"The Racer" Extract Two: The Tyres of Roubaix
The 2020 Paris-Roubaix is postponed - in the absence of the early-season highlight for any fan of cycling - we're treating CHPT3 followers to exclusive, full extracts from David Millar's book, "The Racer". Winner of the Cycling Book of the Year, David writes from the perspective of a professional, preparing for the race and providing an enthralling look inside the crazy race with no details left out. Ensure you're signed up to our newsletter to be informed each time a new extract is released.
Published with consent and thanks to Yellow Jersey Press
The tyre pressure is Andreas Klier’s domain. Nobody questions his decision – not even the head mechanic, Geoff.

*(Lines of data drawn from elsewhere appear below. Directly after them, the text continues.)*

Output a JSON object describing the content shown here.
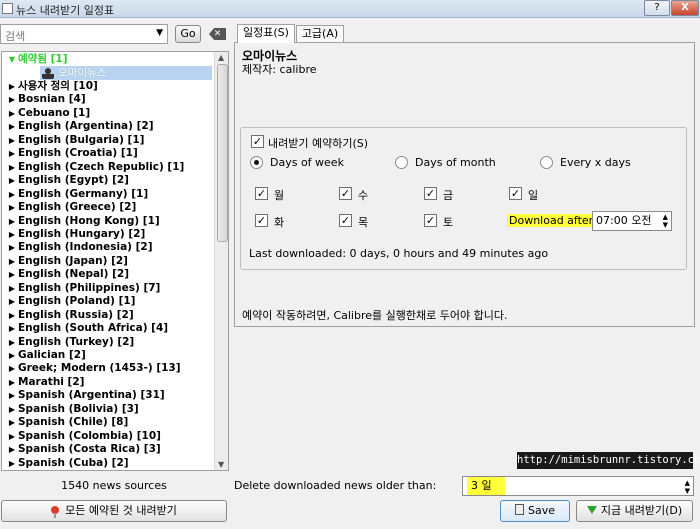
{
  "window": {
    "title": "뉴스 내려받기 일정표",
    "help_label": "?",
    "close_label": "X"
  },
  "left": {
    "search_placeholder": "검색",
    "go_label": "Go",
    "clear_label": "✕",
    "tree": {
      "scheduled_group": "예약됨 [1]",
      "scheduled_child": "오마이뉴스",
      "items": [
        "사용자 정의 [10]",
        "Bosnian [4]",
        "Cebuano [1]",
        "English (Argentina) [2]",
        "English (Bulgaria) [1]",
        "English (Croatia) [1]",
        "English (Czech Republic) [1]",
        "English (Egypt) [2]",
        "English (Germany) [1]",
        "English (Greece) [2]",
        "English (Hong Kong) [1]",
        "English (Hungary) [2]",
        "English (Indonesia) [2]",
        "English (Japan) [2]",
        "English (Nepal) [2]",
        "English (Philippines) [7]",
        "English (Poland) [1]",
        "English (Russia) [2]",
        "English (South Africa) [4]",
        "English (Turkey) [2]",
        "Galician [2]",
        "Greek; Modern (1453-) [13]",
        "Marathi [2]",
        "Spanish (Argentina) [31]",
        "Spanish (Bolivia) [3]",
        "Spanish (Chile) [8]",
        "Spanish (Colombia) [10]",
        "Spanish (Costa Rica) [3]",
        "Spanish (Cuba) [2]"
      ]
    },
    "sources_count": "1540 news sources",
    "download_all_label": "모든 예약된 것 내려받기"
  },
  "right": {
    "tabs": [
      "일정표(S)",
      "고급(A)"
    ],
    "recipe_title": "오마이뉴스",
    "recipe_author": "제작자: calibre",
    "schedule_checkbox_label": "내려받기 예약하기(S)",
    "radio": {
      "days_of_week": "Days of  week",
      "days_of_month": "Days of month",
      "every_x_days": "Every x days"
    },
    "days": [
      "월",
      "수",
      "금",
      "일",
      "화",
      "목",
      "토"
    ],
    "download_after_label": "Download after:",
    "download_after_value": "07:00 오전",
    "last_downloaded": "Last downloaded: 0 days, 0 hours and 49 minutes ago",
    "note": "예약이 작동하려면, Calibre를 실행한채로 두어야 합니다.",
    "watermark": "http://mimisbrunnr.tistory.com",
    "delete_label": "Delete downloaded news older than:",
    "delete_value": "3 일",
    "save_label": "Save",
    "download_now_label": "지금 내려받기(D)"
  },
  "colors": {
    "highlight": "#ffff3a",
    "group_green": "#2ecc2e",
    "selection": "#b9d3f0"
  }
}
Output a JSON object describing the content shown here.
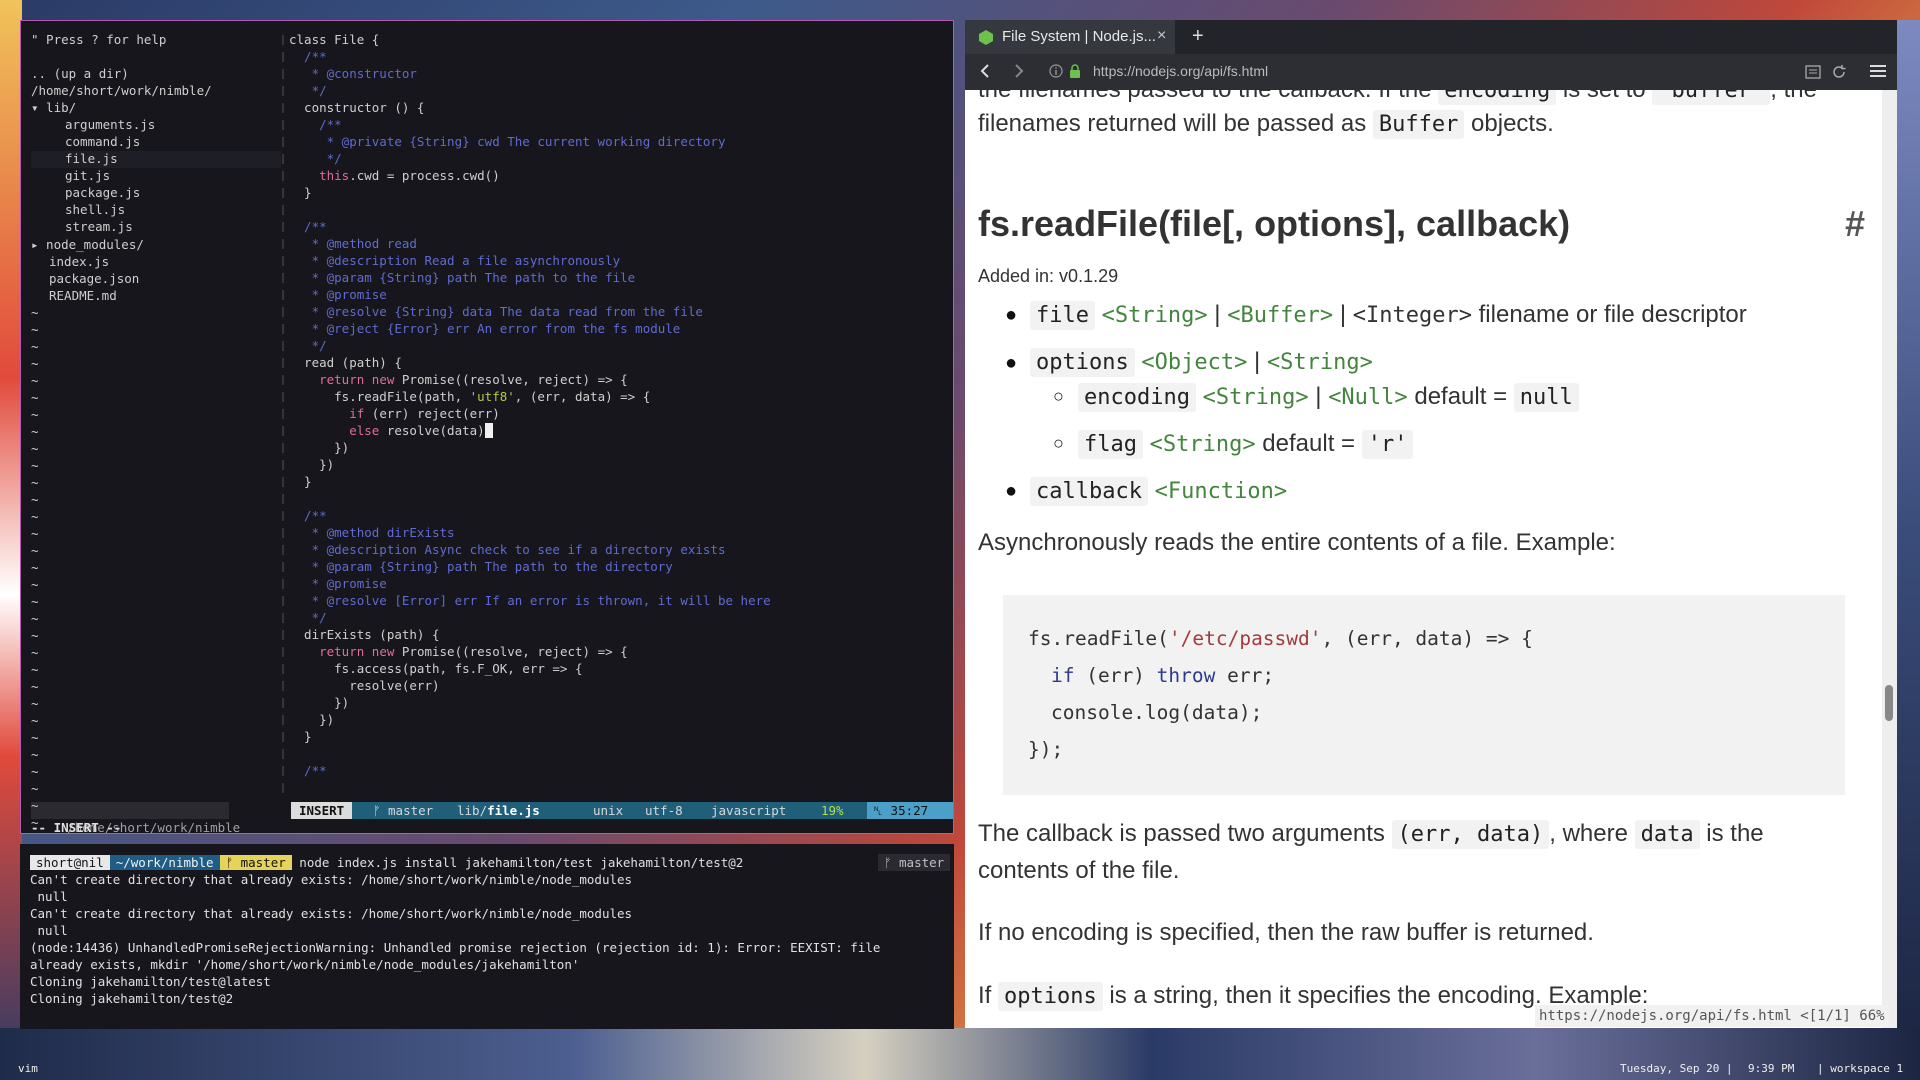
{
  "vim": {
    "tree": {
      "help": "\" Press ? for help",
      "up": ".. (up a dir)",
      "cwd": "/home/short/work/nimble/",
      "lib": "▾ lib/",
      "files_lib": [
        "arguments.js",
        "command.js",
        "file.js",
        "git.js",
        "package.js",
        "shell.js",
        "stream.js"
      ],
      "node_modules": "▸ node_modules/",
      "files_root": [
        "index.js",
        "package.json",
        "README.md"
      ],
      "tilde": "~"
    },
    "code_lines": [
      "class File {",
      "  /**",
      "   * @constructor",
      "   */",
      "  constructor () {",
      "    /**",
      "     * @private {String} cwd The current working directory",
      "     */",
      "    this.cwd = process.cwd()",
      "  }",
      "",
      "  /**",
      "   * @method read",
      "   * @description Read a file asynchronously",
      "   * @param {String} path The path to the file",
      "   * @promise",
      "   * @resolve {String} data The data read from the file",
      "   * @reject {Error} err An error from the fs module",
      "   */",
      "  read (path) {",
      "    return new Promise((resolve, reject) => {",
      "      fs.readFile(path, 'utf8', (err, data) => {",
      "        if (err) reject(err)",
      "        else resolve(data)",
      "      })",
      "    })",
      "  }",
      "",
      "  /**",
      "   * @method dirExists",
      "   * @description Async check to see if a directory exists",
      "   * @param {String} path The path to the directory",
      "   * @promise",
      "   * @resolve [Error] err If an error is thrown, it will be here",
      "   */",
      "  dirExists (path) {",
      "    return new Promise((resolve, reject) => {",
      "      fs.access(path, fs.F_OK, err => {",
      "        resolve(err)",
      "      })",
      "    })",
      "  }",
      "",
      "  /**"
    ],
    "status": {
      "tree_path": "/home/short/work/nimble",
      "mode": "INSERT",
      "branch": "ᚠ master",
      "file_dir": "lib/",
      "file_name": "file.js",
      "format": "unix",
      "encoding": "utf-8",
      "filetype": "javascript",
      "percent": "19%",
      "ln_icon": "␤",
      "position": "35:27"
    },
    "mode_line": "-- INSERT --"
  },
  "terminal": {
    "prompt_user": "short@nil",
    "prompt_path": "~/work/nimble",
    "prompt_branch": "ᚠ master",
    "command": "node index.js install jakehamilton/test jakehamilton/test@2",
    "right_branch": "ᚠ master",
    "lines": [
      "Can't create directory that already exists: /home/short/work/nimble/node_modules",
      " null",
      "Can't create directory that already exists: /home/short/work/nimble/node_modules",
      " null",
      "(node:14436) UnhandledPromiseRejectionWarning: Unhandled promise rejection (rejection id: 1): Error: EEXIST: file",
      "already exists, mkdir '/home/short/work/nimble/node_modules/jakehamilton'",
      "Cloning jakehamilton/test@latest",
      "Cloning jakehamilton/test@2"
    ]
  },
  "browser": {
    "tab_title": "File System | Node.js...",
    "tab_close": "×",
    "new_tab": "+",
    "url": "https://nodejs.org/api/fs.html",
    "top_partial_1": "the filenames passed to the callback. If the",
    "top_partial_code1": "encoding",
    "top_partial_2": "is set to",
    "top_partial_code2": "'buffer'",
    "top_partial_3": ", the",
    "filenames_1": "filenames returned will be passed as",
    "filenames_code": "Buffer",
    "filenames_2": "objects.",
    "heading": "fs.readFile(file[, options], callback)",
    "heading_anchor": "#",
    "added": "Added in: v0.1.29",
    "params": {
      "file": "file",
      "file_t1": "<String>",
      "file_sep1": "|",
      "file_t2": "<Buffer>",
      "file_sep2": "|",
      "file_t3": "<Integer>",
      "file_desc": "filename or file descriptor",
      "options": "options",
      "options_t1": "<Object>",
      "options_sep": "|",
      "options_t2": "<String>",
      "encoding": "encoding",
      "encoding_t1": "<String>",
      "encoding_sep": "|",
      "encoding_t2": "<Null>",
      "encoding_default": "default =",
      "encoding_default_val": "null",
      "flag": "flag",
      "flag_t": "<String>",
      "flag_default": "default =",
      "flag_default_val": "'r'",
      "callback": "callback",
      "callback_t": "<Function>"
    },
    "desc": "Asynchronously reads the entire contents of a file. Example:",
    "code": {
      "l1a": "fs.readFile(",
      "l1s": "'/etc/passwd'",
      "l1b": ", (err, data) => {",
      "l2k": "if",
      "l2a": " (err) ",
      "l2k2": "throw",
      "l2b": " err;",
      "l3": "console.log(data);",
      "l4": "});"
    },
    "cb_1": "The callback is passed two arguments",
    "cb_code1": "(err, data)",
    "cb_2": ", where",
    "cb_code2": "data",
    "cb_3": "is the",
    "cb_line2": "contents of the file.",
    "noenc": "If no encoding is specified, then the raw buffer is returned.",
    "opt_1": "If",
    "opt_code": "options",
    "opt_2": "is a string, then it specifies the encoding. Example:",
    "status_url": "https://nodejs.org/api/fs.html <[1/1] 66%"
  },
  "bottom": {
    "left": "vim",
    "date": "Tuesday, Sep 20 |",
    "time": "9:39 PM",
    "workspace": "| workspace 1"
  }
}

The tyres we use are not those of our sponsors, they’re artisan creations – most teams choosing those from the French maker François Marie, or FMB (the B standing for boyaux, French for tubular). They’re wider and tougher yet also more supple, the finishing touch being the traditional natural cream-coloured side walls. If you’re into tyres, these are beauties. I used to buy my time- trial tyres from François Marie, as he also makes lightweight silk tyres which really are something special, although they’re so delicate they wouldn’t even make it to the first section of cobbles in Roubaix.
These handmade tyres are one of the few things left in modern cycling that hark back to an earlier age, a time when artisans holed up in nondescript barns or outhouses were the go-to for the latest and best tech. Nowadays nearly everything we use is generic, almost all churned out by giant factories in China or Taiwan, whereas there is something so special about the feel, smell and look of these beautifully crafted pieces of cotton and rubber. It’s ironic that perhaps the most carefully constructed and cherished piece of equipment we use all year will have the shortest life because each tyre will race only once in its brief existence.
We run approximately 6-bar pressure – maybe a bit less on the front, and even lower in both when wet. The larger diameter of the tyre means there’s more air volume, allowing us to run these lower pressures. The lower pressure gives us more shock absorption, and the wider diameter also gives us a larger surface area at the point of contact between the tyre and the ground, which means we’re not ricocheting around so much and have more grip. It’s also much more forgiving on the bike and therefore the body, with the wrong tyres you'll hate Roubaix, get it all right and you might just love it.
You don't have to be a professional bike racer, bouncing along the cobbles of Paris-Roubaix to have experienced the 'Love Hate' relationship with the bike.
We've all been there, cursing at our legs, questioning why we do it. Yet, a few hours later, as we sit down in a beer garden with the sun on our backs and friends at our sides, we know exactly why. And we love it. As part of our new Spring/Summer collection, we made the Love Hate collection - an embodiment of what we all go through.